Bergen, Norway 12 – 14 June, 2018

Alliances, digitisation, subsea-as-service and robotics

 

There is operator positivity towards activity, new technology and new relationships with suppliers in the subsea oil and gas industry. But there are also still pinch points, this morning’s Underwater Technology Conference (UTC) plenary session heard.

Over the last three years, costs have been reduced to make projects competitive and new operator-contractor relationships formed, through alliances, new contracting strategies and collaboration. But, there’s still some way to go to a full adoption of digital technologies and there’s still scope to significantly change supplier-operator relationships, including the potential to move to what was described as “subsea as a service”. A robotic-driven unmanned future is also starting to appear on the horizon, with product delivery by drones, the event in Bergen heard.

Keynote speaker Aker BP CEO Karl Johnny Hersvik said that: “The thing we have learned most the over the last few couple of years it that interaction with suppliers is the key.” A problem in the past has been that alliances have been one offs, which lead to lessons not being learned. This is changing, but new models could also be introduced. “The alliance model is old stuff that we copied from automotive manufacturing, from Toyota. How do you take the next step, product as a service? I don’t want to buy those products, I want subsea as a service, paying for uptime. The value chain competency is within the supply chain.”

Lundin COO Erik Sverre Jenssen agreed. “Our core business is not owning equipment, it’s finding oil and producing it. We don’t to own turbines. Can the supplier own it and we just pay for capacity? This is one (potential) model.”

There’s also a huge opportunity to take digital further, says Hersvik. Adopting digital technologies has been painful at times. “The subsea business is not really cutting edge when it comes to digital,” he says. In some cases, companies have adopted Apps without properly understanding the data they have: its topology, architecture and data acquisition strategies. These need to be understood, as well as the context of the data and how it’s visualised, before companies should move into using digital applications, says Hersvik. “We started with APMs and failed badly because we didn’t understand the data context and flow of data. Sharing data is key to get this done. If you don’t share data this will happen in silos. Without sufficient data you cannot do fast learning, simulation, modelling, and you’re going to fail. This is not scary, it’s a complete change of attitude from secrecy is the norm to openness is the norm.”

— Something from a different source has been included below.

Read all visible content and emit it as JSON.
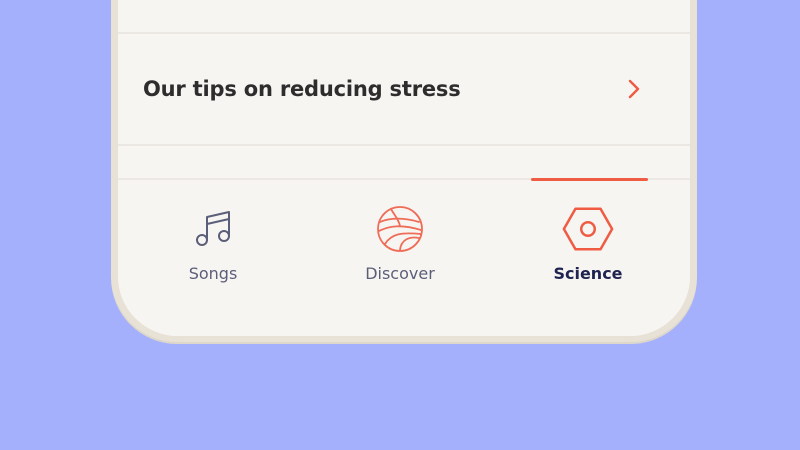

Robotic unmanned futures

A vision into an unmanned future was presented by Bjørn Kåre Viken, VP of Process Technology and Collaboration at Equinor. “We believe replacing manned with remote operations will have a positive impact, not least on safety,” he said. As examples, Viken cited subsea “snake” robot company Eelume and Equinor’s Remote Offshore Facility (ROF) and Unmanned Production Platform (UPP) concepts. The ROF concept includes use of topside robotics, as well as drones for TEG delivery to the facility. Equinor has already installed and is operating from shore UPP at Valemon, supported by nearby infrastructure, and a stand-alone floating version, with tanker offload, is being considered. A ROF, meanwhile, could be considered for the Peon stand-alone gas condensate project. “The ultimate” would be to have a standalone deepwater UPP, particularly for Brazilian projects, Viken said. A UPP could offer 30% less capex cost and 50% less opex cost, compared to a traditional concept, he said.

Digitalisation will also play its role for Equinor, he said. “We would like computers to see the optimum placement of wells in the reservoir.” Equinor has been mining well data to find “missed pay” opportunities, which has already lead to new prospects and “we are just scratching the surface,” he said.

In other areas, technology that has been developed for subsea fields, such as subsea gas compression, could be used for offshore topsides, such as in the Bay du Nord project, he said. “Subsea to sand is something to look for in the future,” he said, i.e. where technology developed for subsea is used onshore because of its compactness and robustness.

Technology was also high on the agenda for Lundin, including all-electric subsea systems. “We all have trouble with hydraulic control systems and I don’t get any good answers when I ask why we haven’t done all-electric yet,” said Jenssen.  “Why don’t we just go and do it?”

While there are still challenges, UTC Program Committee Chairman Jon Arve Sværen, from OneSubsea, reflected on how far the industry has come in a relatively short period of time. Deepwater has gone from being 300m to 3000m, he says. High-pressure has gone from 300psi to 20,000 psi and subsea tiebacks are more than 100km for oil and 200km for gas. “Technology has been the driver for past growth in the industry and remarkable activity over a short period of time,” he says.

Over the rest of today and tomorrow, we will hear more about the technologies available to the industry in the UTC Bergen conference parallel sessions.

UTC 2018 is the 24th Underwater Technology Conference, with 700 professionals and 40 exhibitors expected to attend at Bergen’s Grieghallen from 12-14 June 2018.

Follow the proceedings on the conference app or Twitter: @UTC_Bergen.